[Entries taken from a collection]

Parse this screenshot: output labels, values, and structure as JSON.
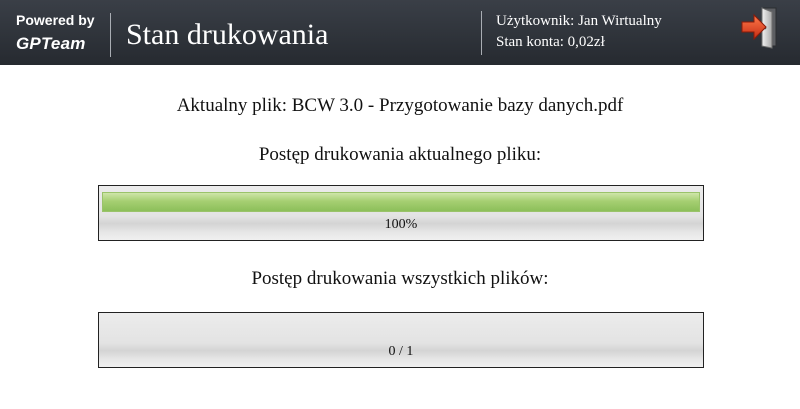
{
  "header": {
    "powered_by": "Powered by",
    "logo_text": "GPTeam",
    "title": "Stan drukowania",
    "user_line": "Użytkownik: Jan Wirtualny",
    "balance_line": "Stan konta: 0,02zł",
    "exit_icon": "exit-door-icon",
    "exit_icon_colors": {
      "door": "#d4d4d4",
      "arrow": "#e2452a"
    }
  },
  "main": {
    "current_file": "Aktualny plik: BCW 3.0 - Przygotowanie bazy danych.pdf",
    "current_progress_label": "Postęp drukowania aktualnego pliku:",
    "current_progress": {
      "fraction": 1.0,
      "text": "100%",
      "color": "#8cbf5a"
    },
    "all_progress_label": "Postęp drukowania wszystkich plików:",
    "all_progress": {
      "fraction": 0.0,
      "text": "0 / 1"
    }
  }
}
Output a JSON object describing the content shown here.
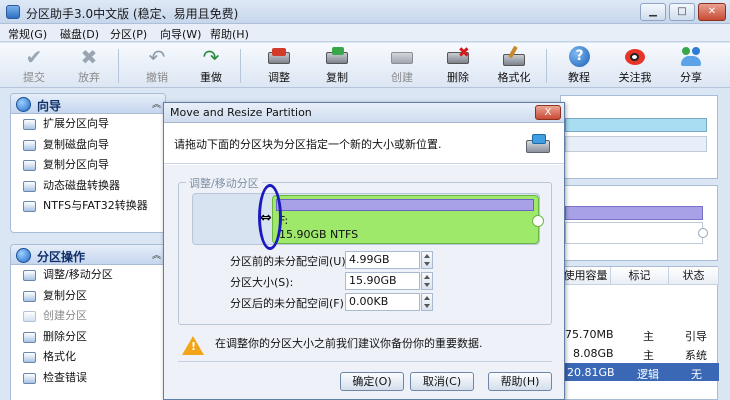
{
  "window": {
    "title": "分区助手3.0中文版 (稳定、易用且免费)"
  },
  "menu": [
    "常规(G)",
    "磁盘(D)",
    "分区(P)",
    "向导(W)",
    "帮助(H)"
  ],
  "toolbar": {
    "items": [
      {
        "label": "提交",
        "icon": "check-icon",
        "enabled": false
      },
      {
        "label": "放弃",
        "icon": "x-icon",
        "enabled": false
      },
      {
        "label": "撤销",
        "icon": "undo-icon",
        "enabled": false
      },
      {
        "label": "重做",
        "icon": "redo-icon",
        "enabled": true
      },
      {
        "label": "调整",
        "icon": "resize-icon",
        "enabled": true
      },
      {
        "label": "复制",
        "icon": "copy-icon",
        "enabled": true
      },
      {
        "label": "创建",
        "icon": "create-icon",
        "enabled": false
      },
      {
        "label": "删除",
        "icon": "delete-icon",
        "enabled": true
      },
      {
        "label": "格式化",
        "icon": "format-icon",
        "enabled": true
      },
      {
        "label": "教程",
        "icon": "help-icon",
        "enabled": true
      },
      {
        "label": "关注我",
        "icon": "weibo-icon",
        "enabled": true
      },
      {
        "label": "分享",
        "icon": "share-icon",
        "enabled": true
      }
    ]
  },
  "wizard_panel": {
    "title": "向导",
    "items": [
      "扩展分区向导",
      "复制磁盘向导",
      "复制分区向导",
      "动态磁盘转换器",
      "NTFS与FAT32转换器"
    ]
  },
  "partition_panel": {
    "title": "分区操作",
    "items": [
      {
        "label": "调整/移动分区",
        "enabled": true
      },
      {
        "label": "复制分区",
        "enabled": true
      },
      {
        "label": "创建分区",
        "enabled": false
      },
      {
        "label": "删除分区",
        "enabled": true
      },
      {
        "label": "格式化",
        "enabled": true
      },
      {
        "label": "检查错误",
        "enabled": true
      }
    ]
  },
  "table": {
    "headers": [
      "使用容量",
      "标记",
      "状态"
    ],
    "rows": [
      {
        "used": "75.70MB",
        "flag": "主",
        "status": "引导"
      },
      {
        "used": "8.08GB",
        "flag": "主",
        "status": "系统"
      },
      {
        "used": "20.81GB",
        "flag": "逻辑",
        "status": "无"
      }
    ]
  },
  "dialog": {
    "title": "Move and Resize Partition",
    "close": "X",
    "description": "请拖动下面的分区块为分区指定一个新的大小或新位置.",
    "group_label": "调整/移动分区",
    "partition_label_line1": "F:",
    "partition_label_line2": "15.90GB NTFS",
    "fields": [
      {
        "label": "分区前的未分配空间(U):",
        "value": "4.99GB"
      },
      {
        "label": "分区大小(S):",
        "value": "15.90GB"
      },
      {
        "label": "分区后的未分配空间(F):",
        "value": "0.00KB"
      }
    ],
    "warning": "在调整你的分区大小之前我们建议你备份你的重要数据.",
    "buttons": {
      "ok": "确定(O)",
      "cancel": "取消(C)",
      "help": "帮助(H)"
    }
  },
  "colors": {
    "partition_fill": "#9ee86a",
    "partition_bar": "#a9a1e8",
    "highlight_ellipse": "#1a1ac0"
  }
}
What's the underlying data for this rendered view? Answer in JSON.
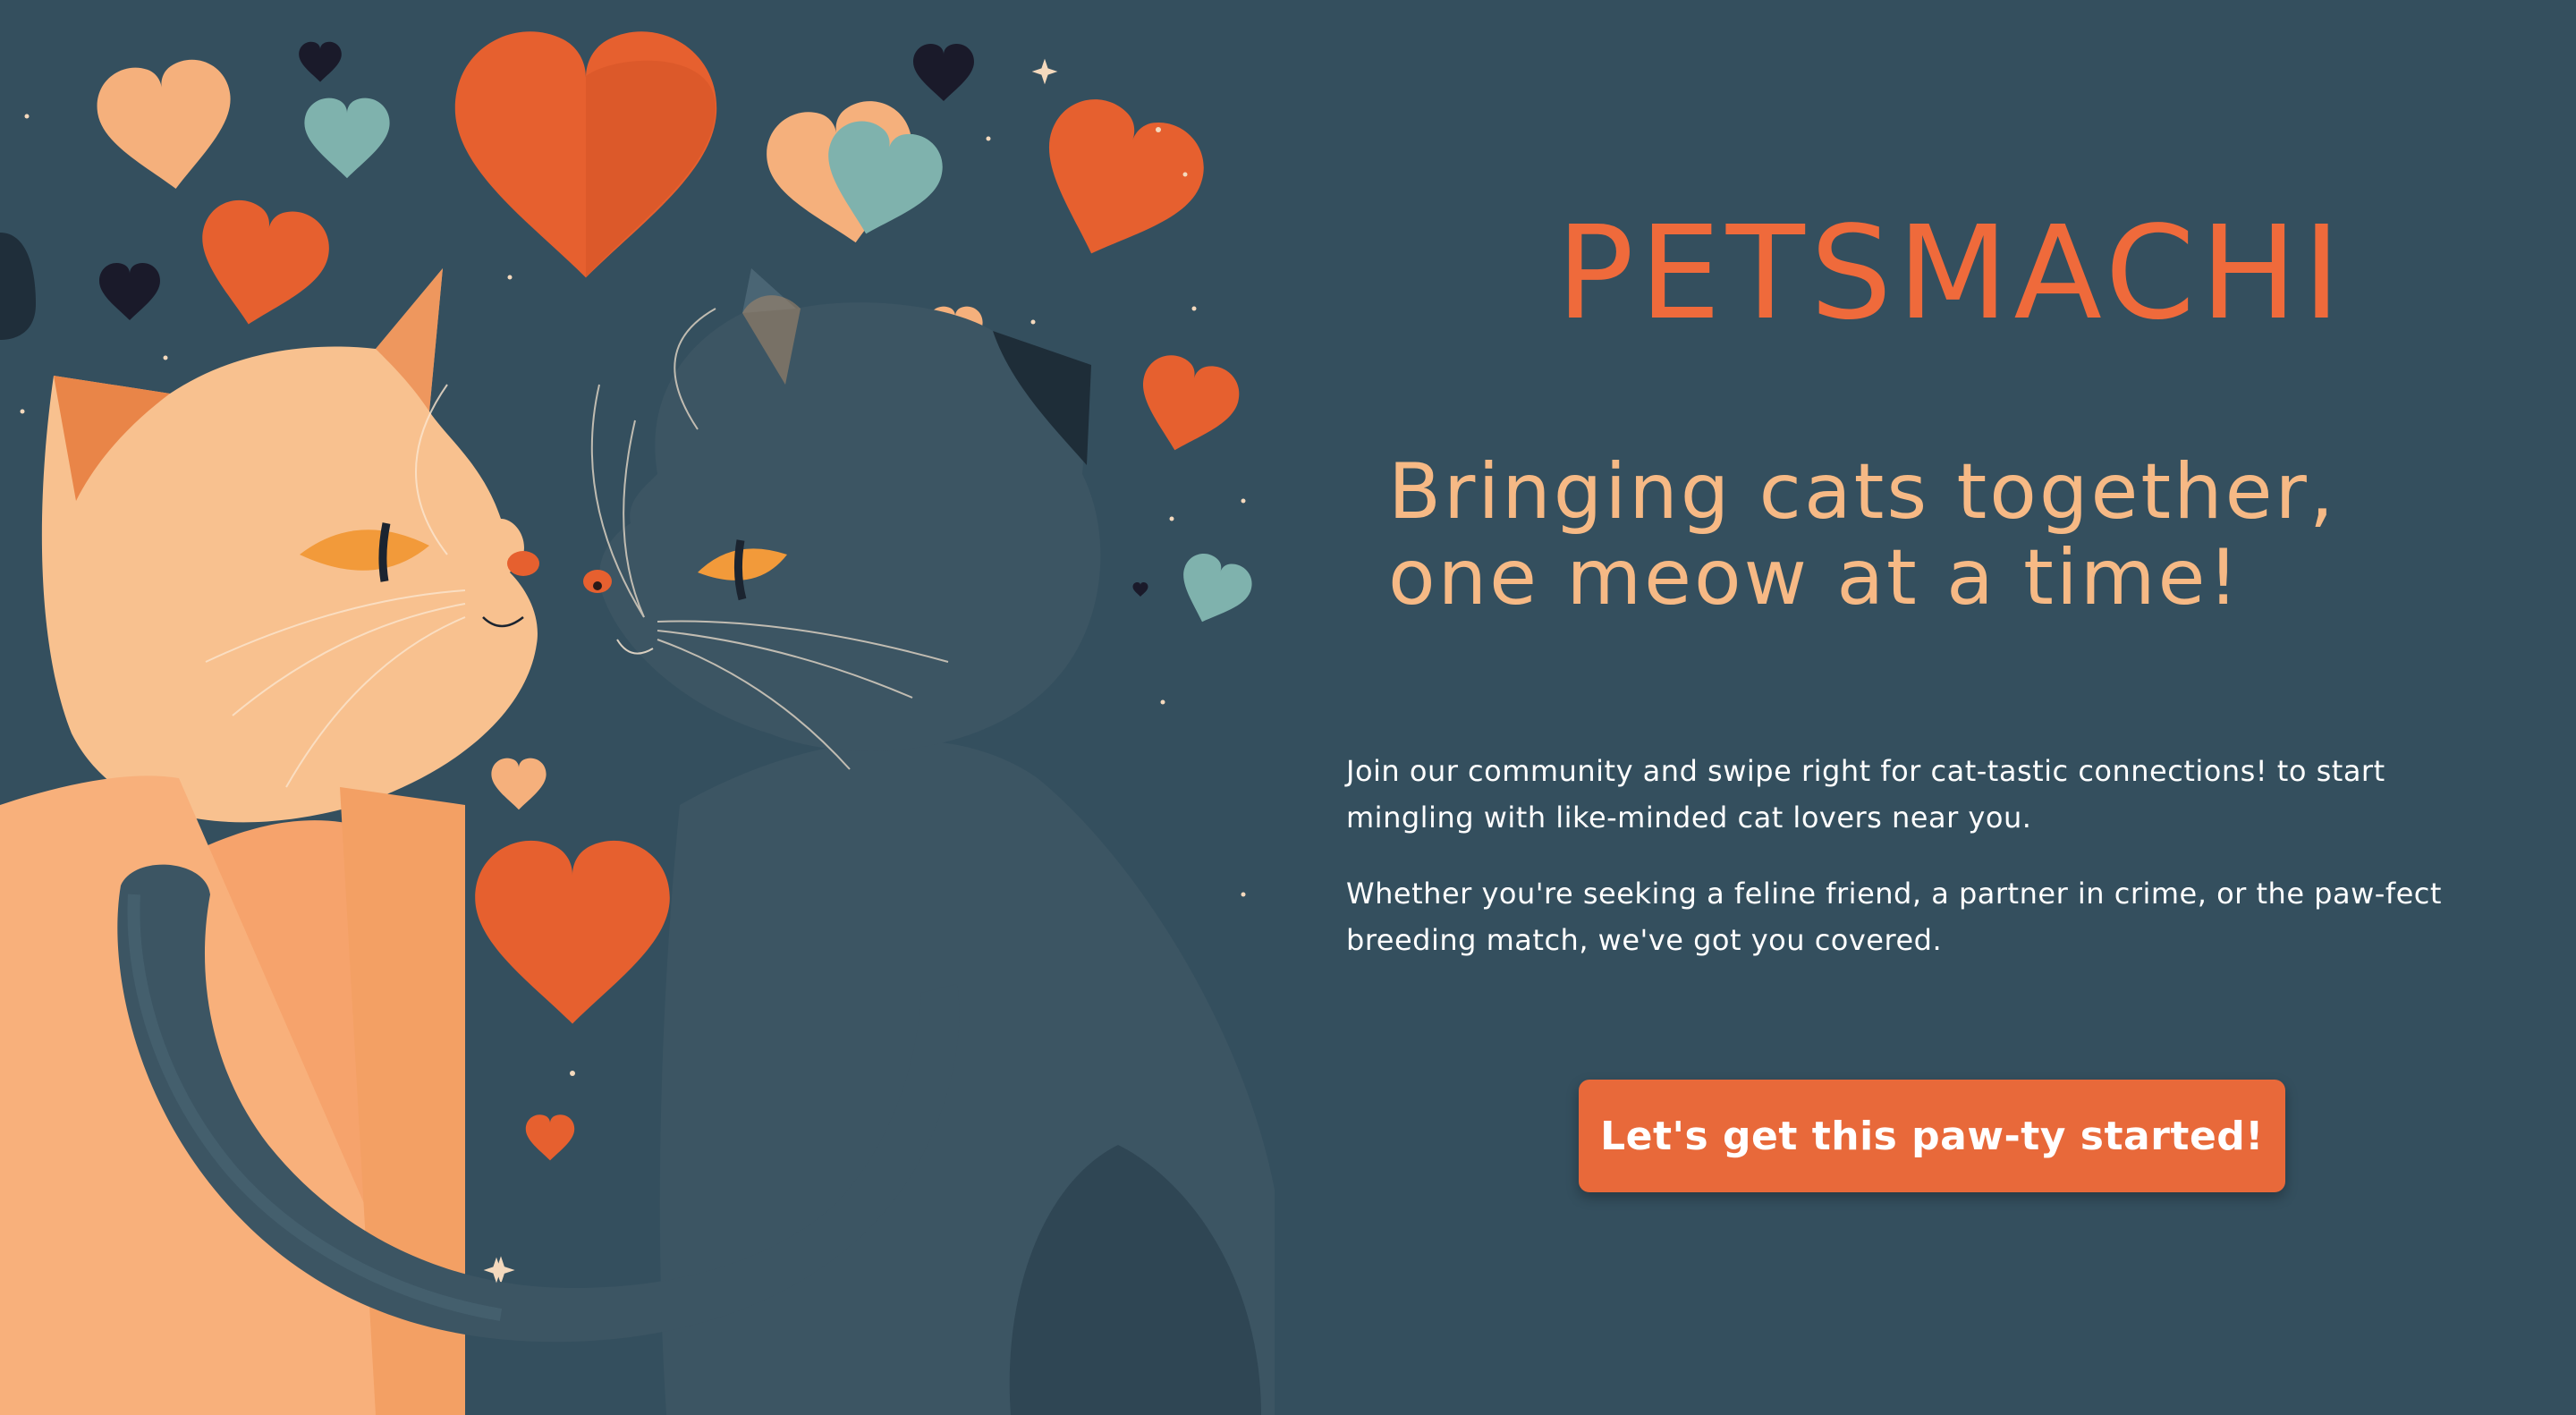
{
  "brand": {
    "name": "PETSMACHI"
  },
  "hero": {
    "tagline_line1": "Bringing cats together,",
    "tagline_line2": "one meow at a time!",
    "paragraph1": "Join our community and swipe right for cat-tastic connections! to start mingling with like-minded cat lovers near you.",
    "paragraph2": "Whether you're seeking a feline friend, a partner in crime, or the paw-fect breeding match, we've got you covered.",
    "cta_label": "Let's get this paw-ty started!"
  },
  "colors": {
    "background": "#344f5e",
    "accent": "#ef6a3b",
    "tagline": "#f6b985",
    "button": "#e8693a",
    "text": "#ffffff"
  },
  "illustration": {
    "subject": "two-cats-with-hearts",
    "cats": [
      "orange-cat",
      "dark-gray-cat"
    ],
    "decorations": [
      "hearts",
      "sparkles"
    ]
  }
}
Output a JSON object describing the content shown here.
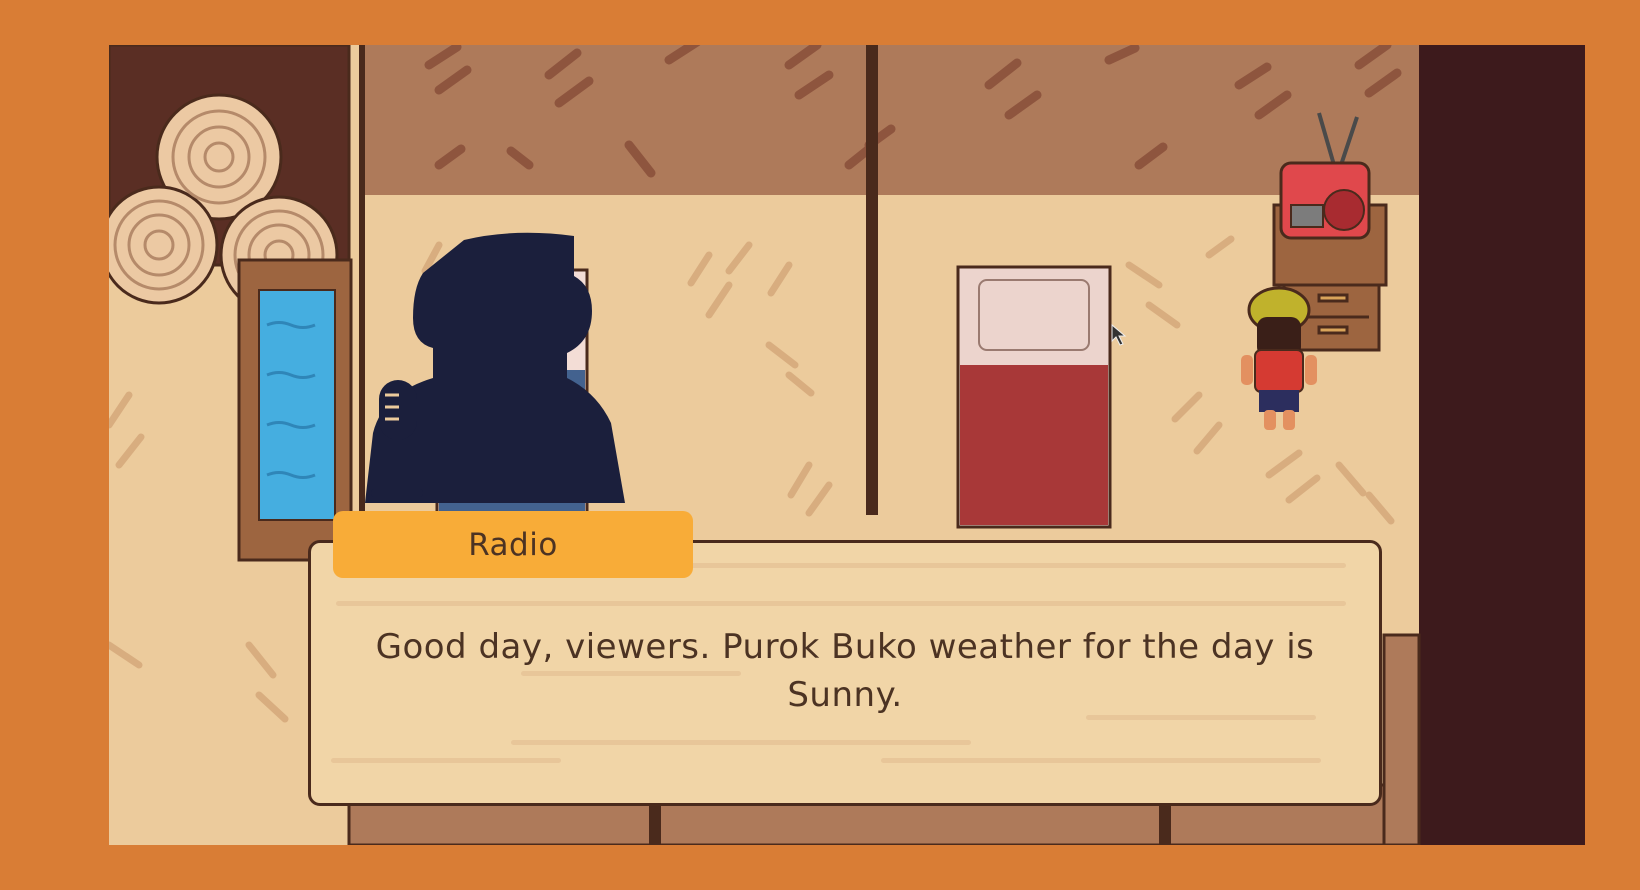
{
  "game": {
    "dialog": {
      "speaker": "Radio",
      "text": "Good day, viewers. Purok Buko weather for the day is Sunny."
    },
    "icons": {
      "cursor": "mouse-pointer-icon"
    },
    "colors": {
      "frame": "#d97d35",
      "speaker_tab": "#f8ac38",
      "dialog_box": "#f1d5a7",
      "dialog_text": "#4c3323",
      "floor": "#eccb9c",
      "wall": "#ae7a5a",
      "dark_wall": "#3d1a1c"
    }
  }
}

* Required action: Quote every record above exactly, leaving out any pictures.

* Solution for this exercise:
Parse this screenshot: output labels, values, and structure as JSON.
{
  "header": {
    "powered_by": "Powered by",
    "logo_text": "GPTeam",
    "title": "Stan drukowania",
    "user_line": "Użytkownik: Jan Wirtualny",
    "balance_line": "Stan konta: 0,02zł",
    "exit_icon": "exit-door-icon",
    "exit_icon_colors": {
      "door": "#d4d4d4",
      "arrow": "#e2452a"
    }
  },
  "main": {
    "current_file": "Aktualny plik: BCW 3.0 - Przygotowanie bazy danych.pdf",
    "current_progress_label": "Postęp drukowania aktualnego pliku:",
    "current_progress": {
      "fraction": 1.0,
      "text": "100%",
      "color": "#8cbf5a"
    },
    "all_progress_label": "Postęp drukowania wszystkich plików:",
    "all_progress": {
      "fraction": 0.0,
      "text": "0 / 1"
    }
  }
}
Output a JSON object describing the content shown here.
{
  "window": {
    "title": "分区助手3.0中文版 (稳定、易用且免费)"
  },
  "menu": [
    "常规(G)",
    "磁盘(D)",
    "分区(P)",
    "向导(W)",
    "帮助(H)"
  ],
  "toolbar": {
    "items": [
      {
        "label": "提交",
        "icon": "check-icon",
        "enabled": false
      },
      {
        "label": "放弃",
        "icon": "x-icon",
        "enabled": false
      },
      {
        "label": "撤销",
        "icon": "undo-icon",
        "enabled": false
      },
      {
        "label": "重做",
        "icon": "redo-icon",
        "enabled": true
      },
      {
        "label": "调整",
        "icon": "resize-icon",
        "enabled": true
      },
      {
        "label": "复制",
        "icon": "copy-icon",
        "enabled": true
      },
      {
        "label": "创建",
        "icon": "create-icon",
        "enabled": false
      },
      {
        "label": "删除",
        "icon": "delete-icon",
        "enabled": true
      },
      {
        "label": "格式化",
        "icon": "format-icon",
        "enabled": true
      },
      {
        "label": "教程",
        "icon": "help-icon",
        "enabled": true
      },
      {
        "label": "关注我",
        "icon": "weibo-icon",
        "enabled": true
      },
      {
        "label": "分享",
        "icon": "share-icon",
        "enabled": true
      }
    ]
  },
  "wizard_panel": {
    "title": "向导",
    "items": [
      "扩展分区向导",
      "复制磁盘向导",
      "复制分区向导",
      "动态磁盘转换器",
      "NTFS与FAT32转换器"
    ]
  },
  "partition_panel": {
    "title": "分区操作",
    "items": [
      {
        "label": "调整/移动分区",
        "enabled": true
      },
      {
        "label": "复制分区",
        "enabled": true
      },
      {
        "label": "创建分区",
        "enabled": false
      },
      {
        "label": "删除分区",
        "enabled": true
      },
      {
        "label": "格式化",
        "enabled": true
      },
      {
        "label": "检查错误",
        "enabled": true
      }
    ]
  },
  "table": {
    "headers": [
      "使用容量",
      "标记",
      "状态"
    ],
    "rows": [
      {
        "used": "75.70MB",
        "flag": "主",
        "status": "引导"
      },
      {
        "used": "8.08GB",
        "flag": "主",
        "status": "系统"
      },
      {
        "used": "20.81GB",
        "flag": "逻辑",
        "status": "无"
      }
    ]
  },
  "dialog": {
    "title": "Move and Resize Partition",
    "close": "X",
    "description": "请拖动下面的分区块为分区指定一个新的大小或新位置.",
    "group_label": "调整/移动分区",
    "partition_label_line1": "F:",
    "partition_label_line2": "15.90GB NTFS",
    "fields": [
      {
        "label": "分区前的未分配空间(U):",
        "value": "4.99GB"
      },
      {
        "label": "分区大小(S):",
        "value": "15.90GB"
      },
      {
        "label": "分区后的未分配空间(F):",
        "value": "0.00KB"
      }
    ],
    "warning": "在调整你的分区大小之前我们建议你备份你的重要数据.",
    "buttons": {
      "ok": "确定(O)",
      "cancel": "取消(C)",
      "help": "帮助(H)"
    }
  },
  "colors": {
    "partition_fill": "#9ee86a",
    "partition_bar": "#a9a1e8",
    "highlight_ellipse": "#1a1ac0"
  }
}
What's the underlying data for this rendered view? Answer in JSON.
{
  "brand": {
    "name": "PETSMACHI"
  },
  "hero": {
    "tagline_line1": "Bringing cats together,",
    "tagline_line2": "one meow at a time!",
    "paragraph1": "Join our community and swipe right for cat-tastic connections! to start mingling with like-minded cat lovers near you.",
    "paragraph2": "Whether you're seeking a feline friend, a partner in crime, or the paw-fect breeding match, we've got you covered.",
    "cta_label": "Let's get this paw-ty started!"
  },
  "colors": {
    "background": "#344f5e",
    "accent": "#ef6a3b",
    "tagline": "#f6b985",
    "button": "#e8693a",
    "text": "#ffffff"
  },
  "illustration": {
    "subject": "two-cats-with-hearts",
    "cats": [
      "orange-cat",
      "dark-gray-cat"
    ],
    "decorations": [
      "hearts",
      "sparkles"
    ]
  }
}
Output a JSON object describing the content shown here.
{
  "game": {
    "dialog": {
      "speaker": "Radio",
      "text": "Good day, viewers. Purok Buko weather for the day is Sunny."
    },
    "icons": {
      "cursor": "mouse-pointer-icon"
    },
    "colors": {
      "frame": "#d97d35",
      "speaker_tab": "#f8ac38",
      "dialog_box": "#f1d5a7",
      "dialog_text": "#4c3323",
      "floor": "#eccb9c",
      "wall": "#ae7a5a",
      "dark_wall": "#3d1a1c"
    }
  }
}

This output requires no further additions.